Source records
=== Section Start ===

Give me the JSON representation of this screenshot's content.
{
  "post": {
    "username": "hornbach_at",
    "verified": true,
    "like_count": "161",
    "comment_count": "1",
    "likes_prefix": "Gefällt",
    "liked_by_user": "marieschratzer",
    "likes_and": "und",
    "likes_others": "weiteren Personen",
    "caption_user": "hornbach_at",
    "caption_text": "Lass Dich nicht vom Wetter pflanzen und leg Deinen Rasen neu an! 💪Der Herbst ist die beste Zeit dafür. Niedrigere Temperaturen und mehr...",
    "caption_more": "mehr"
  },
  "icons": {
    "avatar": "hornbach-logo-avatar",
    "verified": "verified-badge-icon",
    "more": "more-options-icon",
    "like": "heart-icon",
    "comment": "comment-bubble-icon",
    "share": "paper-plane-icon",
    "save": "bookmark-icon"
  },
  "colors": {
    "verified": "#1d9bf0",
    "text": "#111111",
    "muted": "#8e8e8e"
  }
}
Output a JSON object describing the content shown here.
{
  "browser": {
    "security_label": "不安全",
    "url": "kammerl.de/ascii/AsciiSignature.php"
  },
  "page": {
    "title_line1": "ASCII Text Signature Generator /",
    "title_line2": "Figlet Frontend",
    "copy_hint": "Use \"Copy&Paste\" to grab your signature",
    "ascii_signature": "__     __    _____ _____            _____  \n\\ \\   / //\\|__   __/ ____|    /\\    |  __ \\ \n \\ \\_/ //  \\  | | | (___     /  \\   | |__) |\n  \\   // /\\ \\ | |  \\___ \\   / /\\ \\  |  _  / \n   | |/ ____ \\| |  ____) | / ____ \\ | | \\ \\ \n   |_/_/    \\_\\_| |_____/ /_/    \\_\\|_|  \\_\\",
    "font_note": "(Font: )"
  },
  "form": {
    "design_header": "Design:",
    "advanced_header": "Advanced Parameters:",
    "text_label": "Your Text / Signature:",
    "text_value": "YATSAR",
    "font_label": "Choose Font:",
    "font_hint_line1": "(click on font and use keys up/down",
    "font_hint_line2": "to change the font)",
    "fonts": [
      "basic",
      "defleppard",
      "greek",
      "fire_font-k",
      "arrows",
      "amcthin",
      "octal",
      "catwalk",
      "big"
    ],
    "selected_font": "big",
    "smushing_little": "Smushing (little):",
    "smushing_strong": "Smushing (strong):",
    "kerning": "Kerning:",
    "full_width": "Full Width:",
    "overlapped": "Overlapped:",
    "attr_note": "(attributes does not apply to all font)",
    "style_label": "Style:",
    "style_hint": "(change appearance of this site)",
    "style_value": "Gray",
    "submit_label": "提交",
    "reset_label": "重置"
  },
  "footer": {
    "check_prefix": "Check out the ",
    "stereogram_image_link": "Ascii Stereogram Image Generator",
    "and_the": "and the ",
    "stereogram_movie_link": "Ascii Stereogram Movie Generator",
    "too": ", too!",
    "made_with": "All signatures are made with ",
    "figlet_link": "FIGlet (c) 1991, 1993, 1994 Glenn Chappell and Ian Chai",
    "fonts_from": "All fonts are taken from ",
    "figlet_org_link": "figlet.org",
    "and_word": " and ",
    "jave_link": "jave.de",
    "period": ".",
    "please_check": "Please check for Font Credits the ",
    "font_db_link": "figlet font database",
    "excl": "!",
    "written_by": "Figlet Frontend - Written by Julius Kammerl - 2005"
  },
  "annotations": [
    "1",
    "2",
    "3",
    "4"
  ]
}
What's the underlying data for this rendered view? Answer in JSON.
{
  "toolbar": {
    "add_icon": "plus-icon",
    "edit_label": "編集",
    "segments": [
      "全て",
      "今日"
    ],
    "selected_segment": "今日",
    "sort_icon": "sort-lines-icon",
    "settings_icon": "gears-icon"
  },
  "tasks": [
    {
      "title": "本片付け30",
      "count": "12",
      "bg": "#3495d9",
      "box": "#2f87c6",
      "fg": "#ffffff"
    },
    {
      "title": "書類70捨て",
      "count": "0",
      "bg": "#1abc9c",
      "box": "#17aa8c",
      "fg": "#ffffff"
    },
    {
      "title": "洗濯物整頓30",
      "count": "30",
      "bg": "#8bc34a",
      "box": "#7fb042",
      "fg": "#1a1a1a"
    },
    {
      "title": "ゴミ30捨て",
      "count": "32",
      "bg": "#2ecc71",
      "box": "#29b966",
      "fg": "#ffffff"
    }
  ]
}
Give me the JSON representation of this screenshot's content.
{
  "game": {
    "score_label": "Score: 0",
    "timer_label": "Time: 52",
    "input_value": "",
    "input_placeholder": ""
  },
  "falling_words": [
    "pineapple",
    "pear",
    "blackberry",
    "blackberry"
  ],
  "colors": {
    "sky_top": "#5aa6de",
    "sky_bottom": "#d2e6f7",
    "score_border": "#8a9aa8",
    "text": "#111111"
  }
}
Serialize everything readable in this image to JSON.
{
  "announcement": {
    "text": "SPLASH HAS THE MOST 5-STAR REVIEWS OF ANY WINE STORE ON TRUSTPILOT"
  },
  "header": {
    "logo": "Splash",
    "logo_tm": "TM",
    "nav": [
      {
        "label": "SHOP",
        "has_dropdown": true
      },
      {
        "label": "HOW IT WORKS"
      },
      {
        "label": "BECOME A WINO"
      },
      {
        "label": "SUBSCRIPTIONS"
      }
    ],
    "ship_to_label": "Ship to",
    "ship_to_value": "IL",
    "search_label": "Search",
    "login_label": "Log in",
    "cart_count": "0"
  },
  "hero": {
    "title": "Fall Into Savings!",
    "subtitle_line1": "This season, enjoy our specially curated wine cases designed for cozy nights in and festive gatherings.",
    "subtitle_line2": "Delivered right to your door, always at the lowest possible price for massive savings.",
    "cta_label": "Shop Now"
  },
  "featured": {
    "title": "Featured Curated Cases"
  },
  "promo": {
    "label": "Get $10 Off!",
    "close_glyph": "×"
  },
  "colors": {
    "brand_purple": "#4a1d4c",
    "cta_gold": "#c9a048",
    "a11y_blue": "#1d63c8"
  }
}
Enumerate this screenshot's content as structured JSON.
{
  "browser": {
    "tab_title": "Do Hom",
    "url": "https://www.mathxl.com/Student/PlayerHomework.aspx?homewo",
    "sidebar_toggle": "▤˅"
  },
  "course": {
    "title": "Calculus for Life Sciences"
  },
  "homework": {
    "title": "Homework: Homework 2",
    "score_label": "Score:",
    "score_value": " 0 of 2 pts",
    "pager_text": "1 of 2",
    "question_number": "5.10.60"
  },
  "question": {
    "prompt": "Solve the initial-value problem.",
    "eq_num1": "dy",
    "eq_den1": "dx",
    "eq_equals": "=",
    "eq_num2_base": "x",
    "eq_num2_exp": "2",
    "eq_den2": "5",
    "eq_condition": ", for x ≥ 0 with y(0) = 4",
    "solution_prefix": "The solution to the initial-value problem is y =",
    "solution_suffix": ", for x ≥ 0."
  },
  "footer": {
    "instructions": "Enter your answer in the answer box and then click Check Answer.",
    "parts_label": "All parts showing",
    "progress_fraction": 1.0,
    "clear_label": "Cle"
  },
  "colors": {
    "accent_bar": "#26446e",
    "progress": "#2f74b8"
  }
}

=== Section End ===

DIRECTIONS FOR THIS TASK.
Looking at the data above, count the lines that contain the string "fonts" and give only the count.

SOLUTION TO THIS EXERCISE.
2